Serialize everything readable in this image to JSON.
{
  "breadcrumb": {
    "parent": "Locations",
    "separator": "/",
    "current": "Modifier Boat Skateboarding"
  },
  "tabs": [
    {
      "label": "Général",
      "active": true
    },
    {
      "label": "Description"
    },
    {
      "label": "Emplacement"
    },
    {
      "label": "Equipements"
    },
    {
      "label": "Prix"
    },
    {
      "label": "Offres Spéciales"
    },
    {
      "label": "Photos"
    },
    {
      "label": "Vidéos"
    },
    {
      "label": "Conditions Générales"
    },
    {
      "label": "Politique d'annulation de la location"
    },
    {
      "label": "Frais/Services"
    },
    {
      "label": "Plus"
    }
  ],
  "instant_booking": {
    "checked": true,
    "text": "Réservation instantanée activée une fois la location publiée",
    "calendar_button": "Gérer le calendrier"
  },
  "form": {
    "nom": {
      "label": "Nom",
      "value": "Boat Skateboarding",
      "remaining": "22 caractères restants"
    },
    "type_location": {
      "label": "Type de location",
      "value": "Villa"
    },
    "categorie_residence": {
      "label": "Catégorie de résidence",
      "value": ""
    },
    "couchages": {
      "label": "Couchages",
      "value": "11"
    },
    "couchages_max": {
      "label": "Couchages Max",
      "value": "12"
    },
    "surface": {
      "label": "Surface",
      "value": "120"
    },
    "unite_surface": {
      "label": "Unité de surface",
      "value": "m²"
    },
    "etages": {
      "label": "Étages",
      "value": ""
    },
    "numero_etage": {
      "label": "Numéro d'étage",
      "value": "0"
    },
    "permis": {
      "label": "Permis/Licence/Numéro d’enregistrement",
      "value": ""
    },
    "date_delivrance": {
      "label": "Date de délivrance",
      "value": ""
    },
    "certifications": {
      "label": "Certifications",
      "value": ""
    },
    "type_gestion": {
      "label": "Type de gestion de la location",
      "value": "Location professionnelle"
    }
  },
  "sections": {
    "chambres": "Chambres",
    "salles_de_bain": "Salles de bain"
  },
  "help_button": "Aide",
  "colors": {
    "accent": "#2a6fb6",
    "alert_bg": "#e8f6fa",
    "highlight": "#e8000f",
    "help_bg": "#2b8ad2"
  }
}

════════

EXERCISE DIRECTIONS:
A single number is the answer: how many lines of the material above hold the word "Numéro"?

SOLUTION TO THE PROBLEM:
2